**Available data:**
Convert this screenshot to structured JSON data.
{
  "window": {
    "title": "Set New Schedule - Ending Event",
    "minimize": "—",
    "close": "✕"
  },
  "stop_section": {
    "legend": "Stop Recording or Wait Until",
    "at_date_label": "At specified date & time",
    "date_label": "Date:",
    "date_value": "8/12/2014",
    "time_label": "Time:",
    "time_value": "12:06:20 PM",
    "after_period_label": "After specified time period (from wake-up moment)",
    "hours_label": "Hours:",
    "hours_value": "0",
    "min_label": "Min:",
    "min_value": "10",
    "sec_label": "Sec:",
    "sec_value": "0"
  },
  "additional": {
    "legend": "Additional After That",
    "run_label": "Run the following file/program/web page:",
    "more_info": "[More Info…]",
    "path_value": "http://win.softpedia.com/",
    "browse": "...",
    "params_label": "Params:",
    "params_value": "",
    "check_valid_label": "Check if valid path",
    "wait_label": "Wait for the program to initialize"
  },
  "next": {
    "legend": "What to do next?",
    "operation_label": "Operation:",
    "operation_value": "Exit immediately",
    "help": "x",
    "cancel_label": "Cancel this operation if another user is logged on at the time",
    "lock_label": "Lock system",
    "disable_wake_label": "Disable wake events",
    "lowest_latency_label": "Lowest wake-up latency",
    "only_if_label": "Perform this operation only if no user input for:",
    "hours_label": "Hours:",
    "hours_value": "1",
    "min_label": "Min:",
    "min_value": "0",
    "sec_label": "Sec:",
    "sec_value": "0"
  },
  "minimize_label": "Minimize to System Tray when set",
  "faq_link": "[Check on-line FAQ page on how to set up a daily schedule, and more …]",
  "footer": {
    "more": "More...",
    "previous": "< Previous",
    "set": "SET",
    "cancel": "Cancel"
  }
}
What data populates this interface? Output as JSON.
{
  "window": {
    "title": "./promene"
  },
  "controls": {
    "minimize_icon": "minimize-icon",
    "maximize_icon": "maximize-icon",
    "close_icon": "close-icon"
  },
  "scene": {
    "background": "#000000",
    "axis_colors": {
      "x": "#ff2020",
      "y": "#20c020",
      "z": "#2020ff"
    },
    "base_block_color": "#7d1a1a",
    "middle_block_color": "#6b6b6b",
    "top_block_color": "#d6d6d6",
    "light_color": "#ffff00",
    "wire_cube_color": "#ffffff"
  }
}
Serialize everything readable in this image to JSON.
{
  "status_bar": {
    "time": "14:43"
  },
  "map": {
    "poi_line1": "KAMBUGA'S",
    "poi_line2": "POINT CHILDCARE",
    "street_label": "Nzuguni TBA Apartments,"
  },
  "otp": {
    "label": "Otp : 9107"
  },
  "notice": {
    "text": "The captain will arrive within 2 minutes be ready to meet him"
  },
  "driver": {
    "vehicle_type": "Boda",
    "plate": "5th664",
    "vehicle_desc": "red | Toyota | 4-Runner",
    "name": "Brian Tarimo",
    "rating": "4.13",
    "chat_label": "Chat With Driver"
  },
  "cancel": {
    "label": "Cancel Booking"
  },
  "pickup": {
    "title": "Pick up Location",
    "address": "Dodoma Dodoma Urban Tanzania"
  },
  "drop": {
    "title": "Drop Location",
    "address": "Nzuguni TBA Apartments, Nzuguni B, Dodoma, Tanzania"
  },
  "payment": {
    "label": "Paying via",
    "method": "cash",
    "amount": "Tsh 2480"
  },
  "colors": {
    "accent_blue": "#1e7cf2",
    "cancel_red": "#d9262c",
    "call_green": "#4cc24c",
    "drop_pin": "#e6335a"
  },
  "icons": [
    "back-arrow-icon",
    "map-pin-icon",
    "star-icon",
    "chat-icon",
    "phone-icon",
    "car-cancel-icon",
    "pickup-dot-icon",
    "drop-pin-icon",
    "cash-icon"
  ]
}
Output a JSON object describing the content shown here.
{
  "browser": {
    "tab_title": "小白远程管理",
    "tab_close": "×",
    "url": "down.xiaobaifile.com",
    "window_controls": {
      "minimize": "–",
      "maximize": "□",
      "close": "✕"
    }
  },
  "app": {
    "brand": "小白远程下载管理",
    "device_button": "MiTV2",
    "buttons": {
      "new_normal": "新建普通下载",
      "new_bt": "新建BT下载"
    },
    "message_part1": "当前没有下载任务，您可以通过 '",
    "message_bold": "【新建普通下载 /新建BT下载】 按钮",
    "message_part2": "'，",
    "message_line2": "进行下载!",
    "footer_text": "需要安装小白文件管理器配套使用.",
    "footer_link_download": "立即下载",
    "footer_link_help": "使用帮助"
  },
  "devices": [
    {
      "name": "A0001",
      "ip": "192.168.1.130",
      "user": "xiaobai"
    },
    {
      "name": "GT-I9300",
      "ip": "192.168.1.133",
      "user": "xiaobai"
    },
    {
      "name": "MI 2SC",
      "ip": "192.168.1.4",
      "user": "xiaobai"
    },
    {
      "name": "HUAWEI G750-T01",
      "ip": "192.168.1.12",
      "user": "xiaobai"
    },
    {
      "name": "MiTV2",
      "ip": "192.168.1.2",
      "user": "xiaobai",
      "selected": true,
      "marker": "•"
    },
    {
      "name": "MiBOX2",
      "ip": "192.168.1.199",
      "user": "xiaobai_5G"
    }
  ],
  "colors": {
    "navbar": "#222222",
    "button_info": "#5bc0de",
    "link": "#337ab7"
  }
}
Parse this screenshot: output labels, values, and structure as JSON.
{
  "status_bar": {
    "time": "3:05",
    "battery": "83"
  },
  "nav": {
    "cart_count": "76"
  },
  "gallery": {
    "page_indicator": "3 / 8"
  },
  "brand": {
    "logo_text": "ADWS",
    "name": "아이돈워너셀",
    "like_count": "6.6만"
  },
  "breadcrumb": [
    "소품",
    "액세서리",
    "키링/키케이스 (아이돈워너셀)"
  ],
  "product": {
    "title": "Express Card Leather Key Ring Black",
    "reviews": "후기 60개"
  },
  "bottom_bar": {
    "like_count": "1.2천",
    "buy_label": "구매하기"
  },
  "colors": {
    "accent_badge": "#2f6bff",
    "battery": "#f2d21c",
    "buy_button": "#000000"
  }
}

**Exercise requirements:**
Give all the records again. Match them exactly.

**Task response:**
Convert this screenshot to structured JSON data.
{
  "window": {
    "title": "Set New Schedule - Ending Event",
    "minimize": "—",
    "close": "✕"
  },
  "stop_section": {
    "legend": "Stop Recording or Wait Until",
    "at_date_label": "At specified date & time",
    "date_label": "Date:",
    "date_value": "8/12/2014",
    "time_label": "Time:",
    "time_value": "12:06:20 PM",
    "after_period_label": "After specified time period (from wake-up moment)",
    "hours_label": "Hours:",
    "hours_value": "0",
    "min_label": "Min:",
    "min_value": "10",
    "sec_label": "Sec:",
    "sec_value": "0"
  },
  "additional": {
    "legend": "Additional After That",
    "run_label": "Run the following file/program/web page:",
    "more_info": "[More Info…]",
    "path_value": "http://win.softpedia.com/",
    "browse": "...",
    "params_label": "Params:",
    "params_value": "",
    "check_valid_label": "Check if valid path",
    "wait_label": "Wait for the program to initialize"
  },
  "next": {
    "legend": "What to do next?",
    "operation_label": "Operation:",
    "operation_value": "Exit immediately",
    "help": "x",
    "cancel_label": "Cancel this operation if another user is logged on at the time",
    "lock_label": "Lock system",
    "disable_wake_label": "Disable wake events",
    "lowest_latency_label": "Lowest wake-up latency",
    "only_if_label": "Perform this operation only if no user input for:",
    "hours_label": "Hours:",
    "hours_value": "1",
    "min_label": "Min:",
    "min_value": "0",
    "sec_label": "Sec:",
    "sec_value": "0"
  },
  "minimize_label": "Minimize to System Tray when set",
  "faq_link": "[Check on-line FAQ page on how to set up a daily schedule, and more …]",
  "footer": {
    "more": "More...",
    "previous": "< Previous",
    "set": "SET",
    "cancel": "Cancel"
  }
}
What data populates this interface? Output as JSON.
{
  "window": {
    "title": "./promene"
  },
  "controls": {
    "minimize_icon": "minimize-icon",
    "maximize_icon": "maximize-icon",
    "close_icon": "close-icon"
  },
  "scene": {
    "background": "#000000",
    "axis_colors": {
      "x": "#ff2020",
      "y": "#20c020",
      "z": "#2020ff"
    },
    "base_block_color": "#7d1a1a",
    "middle_block_color": "#6b6b6b",
    "top_block_color": "#d6d6d6",
    "light_color": "#ffff00",
    "wire_cube_color": "#ffffff"
  }
}
Serialize everything readable in this image to JSON.
{
  "status_bar": {
    "time": "14:43"
  },
  "map": {
    "poi_line1": "KAMBUGA'S",
    "poi_line2": "POINT CHILDCARE",
    "street_label": "Nzuguni TBA Apartments,"
  },
  "otp": {
    "label": "Otp : 9107"
  },
  "notice": {
    "text": "The captain will arrive within 2 minutes be ready to meet him"
  },
  "driver": {
    "vehicle_type": "Boda",
    "plate": "5th664",
    "vehicle_desc": "red | Toyota | 4-Runner",
    "name": "Brian Tarimo",
    "rating": "4.13",
    "chat_label": "Chat With Driver"
  },
  "cancel": {
    "label": "Cancel Booking"
  },
  "pickup": {
    "title": "Pick up Location",
    "address": "Dodoma Dodoma Urban Tanzania"
  },
  "drop": {
    "title": "Drop Location",
    "address": "Nzuguni TBA Apartments, Nzuguni B, Dodoma, Tanzania"
  },
  "payment": {
    "label": "Paying via",
    "method": "cash",
    "amount": "Tsh 2480"
  },
  "colors": {
    "accent_blue": "#1e7cf2",
    "cancel_red": "#d9262c",
    "call_green": "#4cc24c",
    "drop_pin": "#e6335a"
  },
  "icons": [
    "back-arrow-icon",
    "map-pin-icon",
    "star-icon",
    "chat-icon",
    "phone-icon",
    "car-cancel-icon",
    "pickup-dot-icon",
    "drop-pin-icon",
    "cash-icon"
  ]
}
Output a JSON object describing the content shown here.
{
  "browser": {
    "tab_title": "小白远程管理",
    "tab_close": "×",
    "url": "down.xiaobaifile.com",
    "window_controls": {
      "minimize": "–",
      "maximize": "□",
      "close": "✕"
    }
  },
  "app": {
    "brand": "小白远程下载管理",
    "device_button": "MiTV2",
    "buttons": {
      "new_normal": "新建普通下载",
      "new_bt": "新建BT下载"
    },
    "message_part1": "当前没有下载任务，您可以通过 '",
    "message_bold": "【新建普通下载 /新建BT下载】 按钮",
    "message_part2": "'，",
    "message_line2": "进行下载!",
    "footer_text": "需要安装小白文件管理器配套使用.",
    "footer_link_download": "立即下载",
    "footer_link_help": "使用帮助"
  },
  "devices": [
    {
      "name": "A0001",
      "ip": "192.168.1.130",
      "user": "xiaobai"
    },
    {
      "name": "GT-I9300",
      "ip": "192.168.1.133",
      "user": "xiaobai"
    },
    {
      "name": "MI 2SC",
      "ip": "192.168.1.4",
      "user": "xiaobai"
    },
    {
      "name": "HUAWEI G750-T01",
      "ip": "192.168.1.12",
      "user": "xiaobai"
    },
    {
      "name": "MiTV2",
      "ip": "192.168.1.2",
      "user": "xiaobai",
      "selected": true,
      "marker": "•"
    },
    {
      "name": "MiBOX2",
      "ip": "192.168.1.199",
      "user": "xiaobai_5G"
    }
  ],
  "colors": {
    "navbar": "#222222",
    "button_info": "#5bc0de",
    "link": "#337ab7"
  }
}
Parse this screenshot: output labels, values, and structure as JSON.
{
  "status_bar": {
    "time": "3:05",
    "battery": "83"
  },
  "nav": {
    "cart_count": "76"
  },
  "gallery": {
    "page_indicator": "3 / 8"
  },
  "brand": {
    "logo_text": "ADWS",
    "name": "아이돈워너셀",
    "like_count": "6.6만"
  },
  "breadcrumb": [
    "소품",
    "액세서리",
    "키링/키케이스 (아이돈워너셀)"
  ],
  "product": {
    "title": "Express Card Leather Key Ring Black",
    "reviews": "후기 60개"
  },
  "bottom_bar": {
    "like_count": "1.2천",
    "buy_label": "구매하기"
  },
  "colors": {
    "accent_badge": "#2f6bff",
    "battery": "#f2d21c",
    "buy_button": "#000000"
  }
}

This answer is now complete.